**TASK TO COMPLETE:**
From the entries below, copy every line that holds the word "https".

RECORD SET Start Marker

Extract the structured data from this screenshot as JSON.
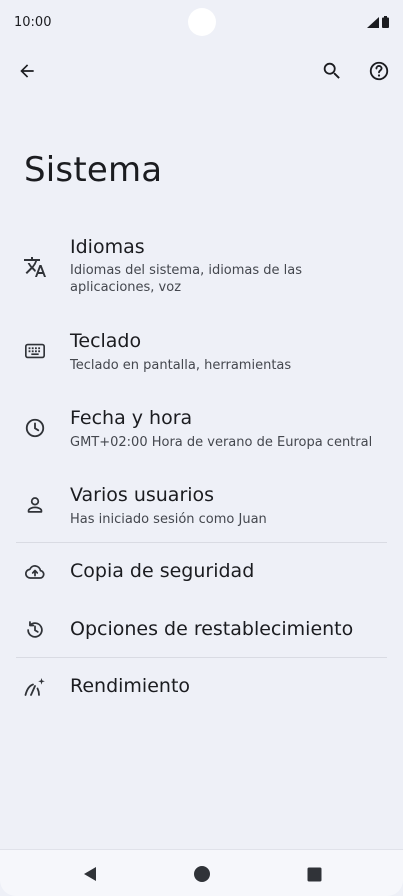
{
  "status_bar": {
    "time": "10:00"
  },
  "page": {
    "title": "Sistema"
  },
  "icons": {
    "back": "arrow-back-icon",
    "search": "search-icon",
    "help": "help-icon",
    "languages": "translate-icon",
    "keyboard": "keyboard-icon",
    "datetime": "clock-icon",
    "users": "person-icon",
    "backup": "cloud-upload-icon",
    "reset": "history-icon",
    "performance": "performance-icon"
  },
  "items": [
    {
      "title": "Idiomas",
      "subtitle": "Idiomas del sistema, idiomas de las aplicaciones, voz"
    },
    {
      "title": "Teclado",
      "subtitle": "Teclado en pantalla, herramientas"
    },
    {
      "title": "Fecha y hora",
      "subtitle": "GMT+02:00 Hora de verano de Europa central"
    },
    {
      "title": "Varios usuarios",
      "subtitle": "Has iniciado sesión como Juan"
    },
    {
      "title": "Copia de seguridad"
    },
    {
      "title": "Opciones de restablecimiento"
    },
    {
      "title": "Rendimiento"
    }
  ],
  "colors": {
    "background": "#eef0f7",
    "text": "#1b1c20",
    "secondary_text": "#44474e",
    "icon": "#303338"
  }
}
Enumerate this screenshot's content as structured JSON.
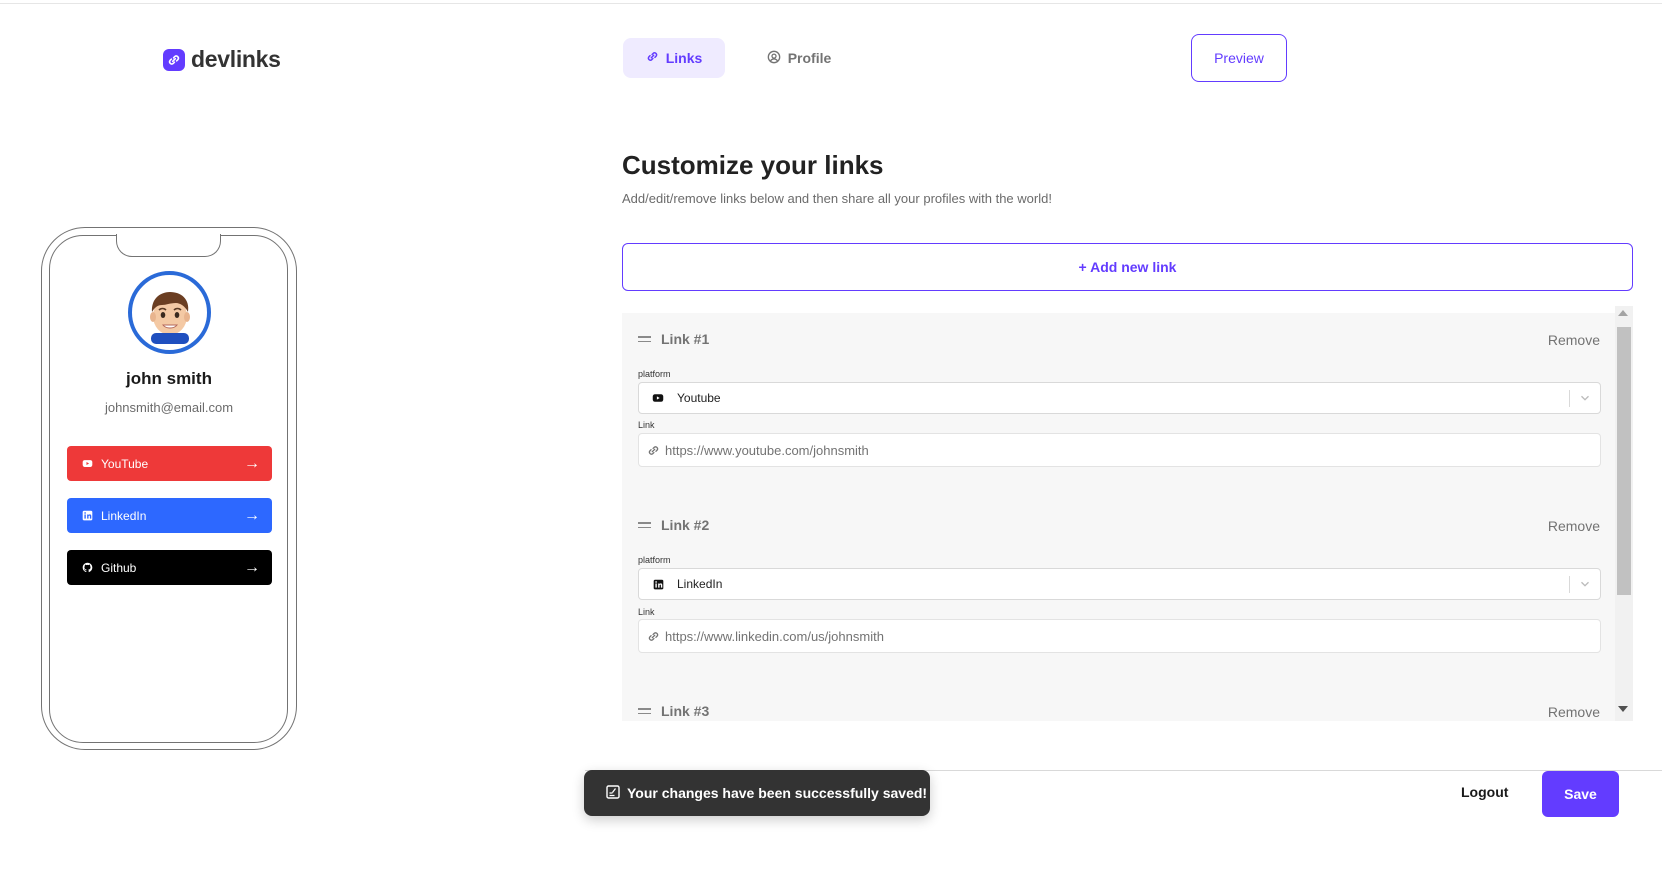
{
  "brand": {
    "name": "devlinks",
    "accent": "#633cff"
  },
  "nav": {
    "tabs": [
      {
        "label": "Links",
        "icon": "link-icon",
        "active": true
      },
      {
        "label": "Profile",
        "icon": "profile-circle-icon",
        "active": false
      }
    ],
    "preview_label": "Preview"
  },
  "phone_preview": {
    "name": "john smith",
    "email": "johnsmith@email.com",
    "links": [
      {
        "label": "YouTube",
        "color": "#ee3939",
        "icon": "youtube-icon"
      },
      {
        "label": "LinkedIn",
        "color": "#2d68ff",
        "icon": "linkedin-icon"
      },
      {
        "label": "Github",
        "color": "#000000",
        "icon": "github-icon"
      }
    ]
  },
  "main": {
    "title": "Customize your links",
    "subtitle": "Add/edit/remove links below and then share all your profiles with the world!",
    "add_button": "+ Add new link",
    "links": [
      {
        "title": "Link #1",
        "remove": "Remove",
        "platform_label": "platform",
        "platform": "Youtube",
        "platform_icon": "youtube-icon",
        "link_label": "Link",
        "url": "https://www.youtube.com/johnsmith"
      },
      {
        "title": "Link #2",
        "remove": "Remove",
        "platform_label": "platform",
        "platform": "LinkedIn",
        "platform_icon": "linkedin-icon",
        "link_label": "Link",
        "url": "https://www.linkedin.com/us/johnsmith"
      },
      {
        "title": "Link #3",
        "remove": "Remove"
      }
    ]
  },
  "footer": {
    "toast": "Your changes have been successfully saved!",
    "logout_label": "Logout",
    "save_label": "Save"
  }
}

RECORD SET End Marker
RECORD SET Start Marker

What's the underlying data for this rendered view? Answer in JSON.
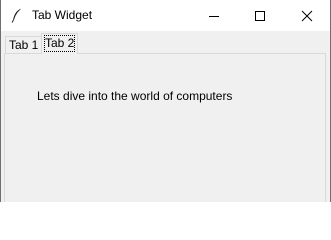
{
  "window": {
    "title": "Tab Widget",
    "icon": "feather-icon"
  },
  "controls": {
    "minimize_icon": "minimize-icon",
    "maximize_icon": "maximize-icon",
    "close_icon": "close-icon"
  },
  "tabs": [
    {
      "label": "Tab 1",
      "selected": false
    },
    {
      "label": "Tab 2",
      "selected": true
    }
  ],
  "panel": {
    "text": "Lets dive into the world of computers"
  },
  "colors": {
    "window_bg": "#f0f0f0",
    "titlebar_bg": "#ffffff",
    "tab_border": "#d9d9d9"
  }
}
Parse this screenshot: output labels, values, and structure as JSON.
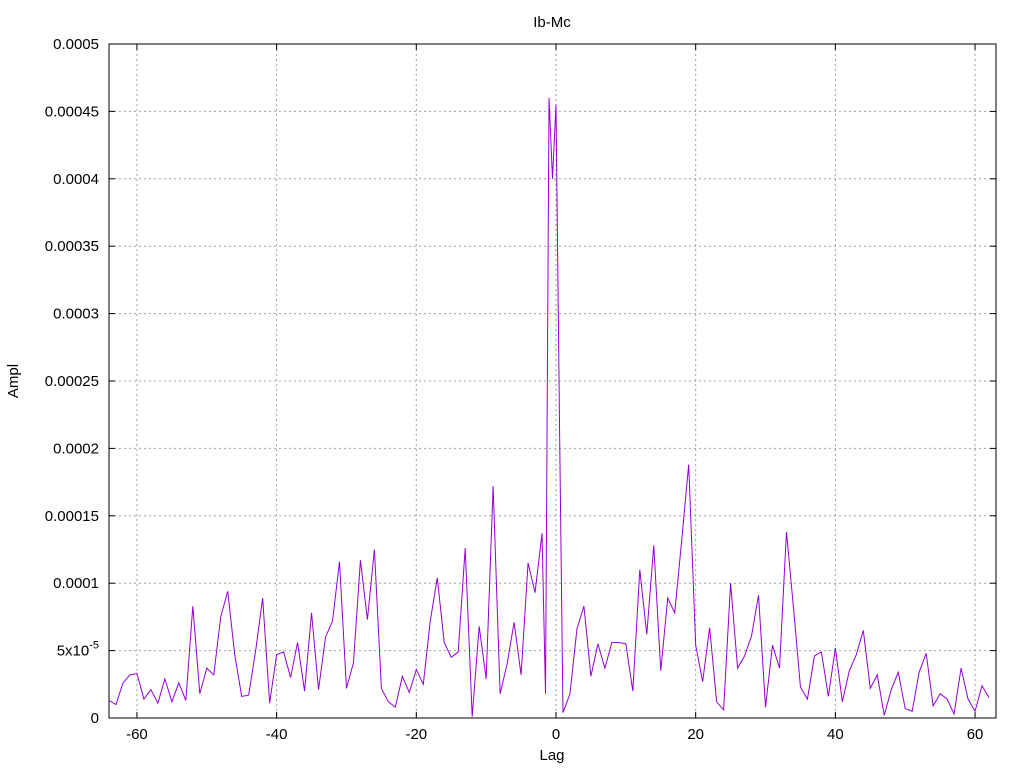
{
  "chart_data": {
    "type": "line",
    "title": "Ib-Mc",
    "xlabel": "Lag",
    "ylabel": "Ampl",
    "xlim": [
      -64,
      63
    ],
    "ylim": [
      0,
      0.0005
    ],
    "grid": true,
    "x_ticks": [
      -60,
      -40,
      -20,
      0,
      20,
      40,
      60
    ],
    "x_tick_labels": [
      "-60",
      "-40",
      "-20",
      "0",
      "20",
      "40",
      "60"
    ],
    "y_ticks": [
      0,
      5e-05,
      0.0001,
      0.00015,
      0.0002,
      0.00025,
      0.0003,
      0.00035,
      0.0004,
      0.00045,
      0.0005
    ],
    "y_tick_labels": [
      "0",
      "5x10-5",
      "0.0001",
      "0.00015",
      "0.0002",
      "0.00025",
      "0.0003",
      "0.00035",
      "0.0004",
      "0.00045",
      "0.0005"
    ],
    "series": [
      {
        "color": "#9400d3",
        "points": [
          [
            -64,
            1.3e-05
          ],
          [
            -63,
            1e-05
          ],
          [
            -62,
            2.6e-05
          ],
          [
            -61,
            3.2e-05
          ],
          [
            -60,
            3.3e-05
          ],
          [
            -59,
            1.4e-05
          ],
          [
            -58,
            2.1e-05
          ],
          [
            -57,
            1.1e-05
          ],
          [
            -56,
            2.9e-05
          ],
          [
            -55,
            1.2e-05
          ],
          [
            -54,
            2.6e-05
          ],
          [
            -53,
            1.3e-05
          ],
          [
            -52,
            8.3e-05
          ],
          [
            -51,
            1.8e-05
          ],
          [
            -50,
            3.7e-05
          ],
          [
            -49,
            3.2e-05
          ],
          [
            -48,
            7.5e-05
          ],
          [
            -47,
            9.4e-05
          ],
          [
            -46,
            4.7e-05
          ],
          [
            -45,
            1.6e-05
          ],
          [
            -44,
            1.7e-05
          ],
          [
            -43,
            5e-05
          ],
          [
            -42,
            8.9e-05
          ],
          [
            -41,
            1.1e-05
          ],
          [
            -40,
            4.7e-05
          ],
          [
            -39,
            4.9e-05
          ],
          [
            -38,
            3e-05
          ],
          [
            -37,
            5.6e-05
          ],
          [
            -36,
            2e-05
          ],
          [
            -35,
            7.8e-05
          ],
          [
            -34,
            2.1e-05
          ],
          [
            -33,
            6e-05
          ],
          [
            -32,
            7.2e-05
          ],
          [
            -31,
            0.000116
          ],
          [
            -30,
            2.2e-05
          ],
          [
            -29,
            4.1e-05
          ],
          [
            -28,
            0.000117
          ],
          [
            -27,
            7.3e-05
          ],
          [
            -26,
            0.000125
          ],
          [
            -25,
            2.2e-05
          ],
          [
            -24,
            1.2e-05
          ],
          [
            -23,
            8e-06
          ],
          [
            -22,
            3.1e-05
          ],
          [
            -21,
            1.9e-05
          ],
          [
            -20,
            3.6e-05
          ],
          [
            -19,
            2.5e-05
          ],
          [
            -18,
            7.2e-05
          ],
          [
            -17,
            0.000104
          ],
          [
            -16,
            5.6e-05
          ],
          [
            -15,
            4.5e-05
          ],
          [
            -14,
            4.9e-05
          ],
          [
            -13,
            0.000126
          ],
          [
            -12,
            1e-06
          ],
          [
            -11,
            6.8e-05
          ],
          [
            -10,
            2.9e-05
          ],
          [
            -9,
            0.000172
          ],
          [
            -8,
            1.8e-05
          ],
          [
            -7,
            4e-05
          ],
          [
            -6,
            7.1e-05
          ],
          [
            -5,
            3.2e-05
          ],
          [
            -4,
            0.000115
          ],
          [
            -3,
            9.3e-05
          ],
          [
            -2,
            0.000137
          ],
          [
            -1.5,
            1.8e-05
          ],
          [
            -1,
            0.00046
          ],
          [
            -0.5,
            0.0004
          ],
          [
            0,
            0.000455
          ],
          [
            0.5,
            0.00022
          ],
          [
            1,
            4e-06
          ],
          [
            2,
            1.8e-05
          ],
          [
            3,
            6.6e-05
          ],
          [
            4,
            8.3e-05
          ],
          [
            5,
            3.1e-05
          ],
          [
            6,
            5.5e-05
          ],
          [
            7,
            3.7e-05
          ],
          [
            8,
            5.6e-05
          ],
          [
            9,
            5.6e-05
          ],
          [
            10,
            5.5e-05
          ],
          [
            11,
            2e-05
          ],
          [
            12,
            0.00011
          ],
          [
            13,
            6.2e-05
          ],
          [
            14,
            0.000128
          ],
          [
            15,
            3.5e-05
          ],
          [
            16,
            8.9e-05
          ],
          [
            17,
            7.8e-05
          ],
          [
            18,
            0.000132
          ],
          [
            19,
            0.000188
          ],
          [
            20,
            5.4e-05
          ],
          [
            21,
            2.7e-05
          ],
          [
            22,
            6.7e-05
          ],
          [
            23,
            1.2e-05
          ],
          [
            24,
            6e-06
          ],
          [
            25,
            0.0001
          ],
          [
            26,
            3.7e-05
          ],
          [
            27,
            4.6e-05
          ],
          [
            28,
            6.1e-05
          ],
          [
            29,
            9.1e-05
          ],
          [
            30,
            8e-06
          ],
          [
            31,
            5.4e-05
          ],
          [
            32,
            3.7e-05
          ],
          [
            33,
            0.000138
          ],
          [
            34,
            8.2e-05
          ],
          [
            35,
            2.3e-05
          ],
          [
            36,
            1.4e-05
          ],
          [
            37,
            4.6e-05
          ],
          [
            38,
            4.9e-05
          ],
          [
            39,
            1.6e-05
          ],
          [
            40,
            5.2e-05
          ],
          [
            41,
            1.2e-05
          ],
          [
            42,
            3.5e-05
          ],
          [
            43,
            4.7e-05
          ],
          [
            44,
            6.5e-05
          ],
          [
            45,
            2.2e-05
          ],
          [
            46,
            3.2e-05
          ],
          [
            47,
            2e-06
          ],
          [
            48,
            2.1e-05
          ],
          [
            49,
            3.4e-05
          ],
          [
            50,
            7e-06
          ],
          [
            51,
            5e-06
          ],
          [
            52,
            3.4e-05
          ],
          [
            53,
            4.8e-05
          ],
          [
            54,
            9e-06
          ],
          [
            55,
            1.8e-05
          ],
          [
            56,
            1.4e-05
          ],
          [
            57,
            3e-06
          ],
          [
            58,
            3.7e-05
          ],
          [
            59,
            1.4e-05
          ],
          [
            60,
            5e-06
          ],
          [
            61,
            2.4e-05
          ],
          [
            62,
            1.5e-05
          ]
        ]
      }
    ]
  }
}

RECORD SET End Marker
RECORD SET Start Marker

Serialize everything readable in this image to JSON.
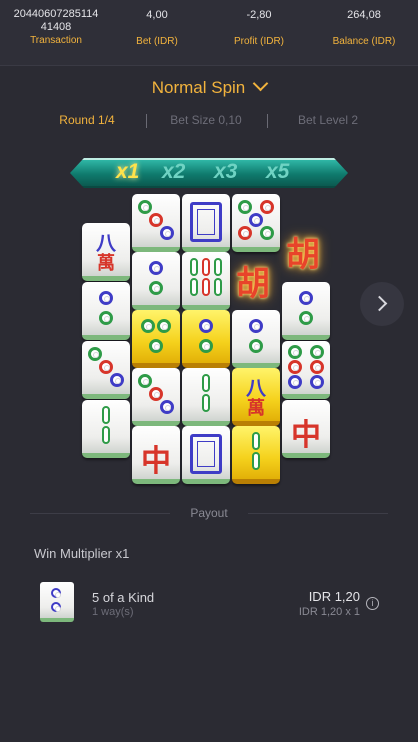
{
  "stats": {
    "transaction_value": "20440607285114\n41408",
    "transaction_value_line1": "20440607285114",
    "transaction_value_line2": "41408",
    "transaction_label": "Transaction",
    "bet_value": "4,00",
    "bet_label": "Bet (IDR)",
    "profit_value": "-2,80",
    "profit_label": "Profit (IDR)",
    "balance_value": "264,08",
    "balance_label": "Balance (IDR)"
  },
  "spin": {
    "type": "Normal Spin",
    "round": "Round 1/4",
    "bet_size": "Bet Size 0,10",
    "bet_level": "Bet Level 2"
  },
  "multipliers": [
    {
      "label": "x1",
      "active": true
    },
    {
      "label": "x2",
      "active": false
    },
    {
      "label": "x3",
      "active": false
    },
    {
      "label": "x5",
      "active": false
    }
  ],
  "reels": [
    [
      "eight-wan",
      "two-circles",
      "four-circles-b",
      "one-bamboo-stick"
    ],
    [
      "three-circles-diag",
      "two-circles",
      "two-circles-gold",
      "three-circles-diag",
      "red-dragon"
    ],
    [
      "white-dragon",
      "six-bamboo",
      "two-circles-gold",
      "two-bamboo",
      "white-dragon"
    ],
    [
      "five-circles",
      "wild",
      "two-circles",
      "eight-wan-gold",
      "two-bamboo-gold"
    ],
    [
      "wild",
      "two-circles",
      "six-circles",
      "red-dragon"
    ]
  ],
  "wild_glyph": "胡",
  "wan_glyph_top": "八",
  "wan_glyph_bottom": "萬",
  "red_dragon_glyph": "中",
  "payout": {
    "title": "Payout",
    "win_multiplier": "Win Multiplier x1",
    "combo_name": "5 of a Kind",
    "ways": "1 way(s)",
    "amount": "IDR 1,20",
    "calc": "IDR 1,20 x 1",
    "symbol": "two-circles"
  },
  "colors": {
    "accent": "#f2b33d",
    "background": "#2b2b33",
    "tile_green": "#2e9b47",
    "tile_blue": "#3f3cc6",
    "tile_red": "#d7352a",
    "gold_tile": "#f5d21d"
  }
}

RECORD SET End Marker

**RESPONSE TO THIS EXERCISE:**
        "url": "https://www.youtube.com/johnsmith"
        "url": "https://www.linkedin.com/us/johnsmith"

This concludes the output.